***** Data to use

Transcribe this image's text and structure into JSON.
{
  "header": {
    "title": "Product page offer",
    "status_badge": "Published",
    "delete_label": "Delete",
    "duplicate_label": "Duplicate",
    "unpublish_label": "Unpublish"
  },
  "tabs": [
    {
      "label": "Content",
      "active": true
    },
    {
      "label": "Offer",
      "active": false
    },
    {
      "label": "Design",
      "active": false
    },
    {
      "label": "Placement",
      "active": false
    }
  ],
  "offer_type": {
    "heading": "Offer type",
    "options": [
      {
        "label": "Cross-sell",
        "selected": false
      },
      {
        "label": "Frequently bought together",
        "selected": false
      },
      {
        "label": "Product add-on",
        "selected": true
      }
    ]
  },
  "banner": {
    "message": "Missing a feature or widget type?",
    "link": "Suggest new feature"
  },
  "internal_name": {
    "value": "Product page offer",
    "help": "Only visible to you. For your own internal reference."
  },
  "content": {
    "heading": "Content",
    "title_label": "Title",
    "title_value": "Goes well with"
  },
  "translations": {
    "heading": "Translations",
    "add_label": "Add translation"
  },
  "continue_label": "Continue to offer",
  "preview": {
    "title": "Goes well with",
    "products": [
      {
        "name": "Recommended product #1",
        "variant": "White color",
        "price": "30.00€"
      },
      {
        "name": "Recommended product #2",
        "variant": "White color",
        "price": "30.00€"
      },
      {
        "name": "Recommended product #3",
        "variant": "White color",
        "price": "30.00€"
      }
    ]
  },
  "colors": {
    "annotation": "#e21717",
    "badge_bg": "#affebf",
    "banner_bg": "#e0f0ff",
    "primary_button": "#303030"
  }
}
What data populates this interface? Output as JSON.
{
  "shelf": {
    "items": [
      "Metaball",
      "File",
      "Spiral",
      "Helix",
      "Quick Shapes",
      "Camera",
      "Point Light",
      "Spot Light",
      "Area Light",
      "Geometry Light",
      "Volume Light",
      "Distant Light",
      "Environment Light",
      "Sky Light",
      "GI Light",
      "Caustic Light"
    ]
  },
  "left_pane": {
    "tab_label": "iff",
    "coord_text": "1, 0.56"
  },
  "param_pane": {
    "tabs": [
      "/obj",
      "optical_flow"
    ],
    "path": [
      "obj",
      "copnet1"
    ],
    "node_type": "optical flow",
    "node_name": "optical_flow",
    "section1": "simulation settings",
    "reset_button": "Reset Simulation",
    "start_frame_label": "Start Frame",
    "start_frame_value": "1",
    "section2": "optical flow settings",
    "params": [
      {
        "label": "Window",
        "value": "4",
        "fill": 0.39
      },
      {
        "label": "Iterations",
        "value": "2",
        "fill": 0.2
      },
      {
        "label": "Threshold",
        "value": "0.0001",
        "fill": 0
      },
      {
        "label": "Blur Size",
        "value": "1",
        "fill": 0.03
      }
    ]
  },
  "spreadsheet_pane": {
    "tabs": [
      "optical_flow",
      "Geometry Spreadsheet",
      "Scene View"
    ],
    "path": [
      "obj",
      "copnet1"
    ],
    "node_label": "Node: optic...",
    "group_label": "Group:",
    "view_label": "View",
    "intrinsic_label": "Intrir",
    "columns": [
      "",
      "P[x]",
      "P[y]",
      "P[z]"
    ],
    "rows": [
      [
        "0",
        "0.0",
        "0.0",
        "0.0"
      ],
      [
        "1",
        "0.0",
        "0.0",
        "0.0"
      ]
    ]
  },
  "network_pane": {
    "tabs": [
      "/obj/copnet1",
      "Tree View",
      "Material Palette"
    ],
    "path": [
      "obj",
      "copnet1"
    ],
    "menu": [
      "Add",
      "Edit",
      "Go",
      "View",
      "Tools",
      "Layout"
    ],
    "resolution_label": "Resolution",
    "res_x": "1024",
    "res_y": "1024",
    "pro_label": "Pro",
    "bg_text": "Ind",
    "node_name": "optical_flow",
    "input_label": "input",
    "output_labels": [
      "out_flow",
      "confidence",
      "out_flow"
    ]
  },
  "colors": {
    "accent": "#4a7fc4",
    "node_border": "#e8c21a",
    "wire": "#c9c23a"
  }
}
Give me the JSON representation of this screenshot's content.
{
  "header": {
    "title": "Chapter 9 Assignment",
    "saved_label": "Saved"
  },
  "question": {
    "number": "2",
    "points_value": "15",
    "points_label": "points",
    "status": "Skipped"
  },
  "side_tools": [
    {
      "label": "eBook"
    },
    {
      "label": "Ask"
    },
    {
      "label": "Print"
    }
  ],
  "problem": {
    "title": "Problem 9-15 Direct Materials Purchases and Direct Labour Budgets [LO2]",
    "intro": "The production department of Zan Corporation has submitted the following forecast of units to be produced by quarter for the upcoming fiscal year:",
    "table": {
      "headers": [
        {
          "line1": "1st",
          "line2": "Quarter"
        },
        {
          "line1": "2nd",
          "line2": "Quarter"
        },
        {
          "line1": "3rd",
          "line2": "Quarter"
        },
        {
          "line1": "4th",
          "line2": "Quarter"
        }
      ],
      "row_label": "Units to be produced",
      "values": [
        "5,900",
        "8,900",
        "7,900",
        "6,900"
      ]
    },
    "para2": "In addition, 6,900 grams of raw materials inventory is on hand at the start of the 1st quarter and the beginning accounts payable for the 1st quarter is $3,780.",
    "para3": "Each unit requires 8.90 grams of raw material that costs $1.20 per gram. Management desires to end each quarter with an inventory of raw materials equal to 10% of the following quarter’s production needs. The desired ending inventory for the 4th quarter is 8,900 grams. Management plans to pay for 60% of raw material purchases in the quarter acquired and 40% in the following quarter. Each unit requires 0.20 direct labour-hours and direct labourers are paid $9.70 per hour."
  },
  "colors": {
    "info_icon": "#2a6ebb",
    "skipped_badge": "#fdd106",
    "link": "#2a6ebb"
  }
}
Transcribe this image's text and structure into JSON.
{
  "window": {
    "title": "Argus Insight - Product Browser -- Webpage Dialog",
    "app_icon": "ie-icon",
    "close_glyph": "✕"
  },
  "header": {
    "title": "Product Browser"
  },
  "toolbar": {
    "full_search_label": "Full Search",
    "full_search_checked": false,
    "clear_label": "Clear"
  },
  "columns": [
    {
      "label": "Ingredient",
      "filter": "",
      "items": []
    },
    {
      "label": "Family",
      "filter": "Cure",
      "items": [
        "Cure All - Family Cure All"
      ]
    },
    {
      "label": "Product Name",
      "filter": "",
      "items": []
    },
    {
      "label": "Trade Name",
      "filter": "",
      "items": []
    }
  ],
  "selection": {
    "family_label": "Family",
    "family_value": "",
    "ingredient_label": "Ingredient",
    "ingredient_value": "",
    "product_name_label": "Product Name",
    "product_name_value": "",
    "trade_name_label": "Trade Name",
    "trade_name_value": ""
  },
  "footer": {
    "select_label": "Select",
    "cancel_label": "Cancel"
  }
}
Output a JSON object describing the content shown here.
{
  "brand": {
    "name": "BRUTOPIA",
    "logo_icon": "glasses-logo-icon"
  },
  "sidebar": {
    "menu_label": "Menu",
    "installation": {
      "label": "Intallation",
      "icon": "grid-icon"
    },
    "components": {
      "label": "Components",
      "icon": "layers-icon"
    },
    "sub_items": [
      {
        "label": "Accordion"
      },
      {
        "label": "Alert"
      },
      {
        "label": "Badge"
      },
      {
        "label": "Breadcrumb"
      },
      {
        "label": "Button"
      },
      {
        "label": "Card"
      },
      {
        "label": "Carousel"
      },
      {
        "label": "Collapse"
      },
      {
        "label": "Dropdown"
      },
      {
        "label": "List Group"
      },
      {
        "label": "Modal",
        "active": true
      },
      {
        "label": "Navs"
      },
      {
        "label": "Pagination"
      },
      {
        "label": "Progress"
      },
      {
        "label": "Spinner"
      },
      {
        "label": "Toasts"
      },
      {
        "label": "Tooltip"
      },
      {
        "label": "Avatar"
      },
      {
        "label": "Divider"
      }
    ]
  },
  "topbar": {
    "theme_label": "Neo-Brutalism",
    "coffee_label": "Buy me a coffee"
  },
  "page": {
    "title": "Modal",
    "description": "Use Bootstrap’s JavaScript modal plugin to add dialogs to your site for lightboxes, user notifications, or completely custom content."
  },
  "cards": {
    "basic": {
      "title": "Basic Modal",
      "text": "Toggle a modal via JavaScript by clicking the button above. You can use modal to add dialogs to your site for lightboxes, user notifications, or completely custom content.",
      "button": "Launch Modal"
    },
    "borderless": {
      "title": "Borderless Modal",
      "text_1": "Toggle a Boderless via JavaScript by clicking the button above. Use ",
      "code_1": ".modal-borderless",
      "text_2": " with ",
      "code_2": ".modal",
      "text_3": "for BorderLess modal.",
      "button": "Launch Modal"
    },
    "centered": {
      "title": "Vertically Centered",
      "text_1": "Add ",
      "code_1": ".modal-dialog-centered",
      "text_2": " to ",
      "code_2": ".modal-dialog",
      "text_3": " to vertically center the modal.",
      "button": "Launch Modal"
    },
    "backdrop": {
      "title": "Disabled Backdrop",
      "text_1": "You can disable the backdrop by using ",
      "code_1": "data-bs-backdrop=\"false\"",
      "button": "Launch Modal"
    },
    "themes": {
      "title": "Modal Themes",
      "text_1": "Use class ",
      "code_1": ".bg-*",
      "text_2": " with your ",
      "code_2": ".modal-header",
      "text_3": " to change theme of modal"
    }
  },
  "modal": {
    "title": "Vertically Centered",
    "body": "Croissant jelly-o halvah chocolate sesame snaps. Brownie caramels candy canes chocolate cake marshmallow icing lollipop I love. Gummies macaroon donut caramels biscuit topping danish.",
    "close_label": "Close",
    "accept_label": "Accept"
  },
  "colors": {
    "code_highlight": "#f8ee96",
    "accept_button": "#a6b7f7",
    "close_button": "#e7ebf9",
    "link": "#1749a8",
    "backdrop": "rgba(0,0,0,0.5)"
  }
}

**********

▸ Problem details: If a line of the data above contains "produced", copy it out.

▸ Solution to the problem:
    "intro": "The production department of Zan Corporation has submitted the following forecast of units to be produced by quarter for the upcoming fiscal year:",
      "row_label": "Units to be produced",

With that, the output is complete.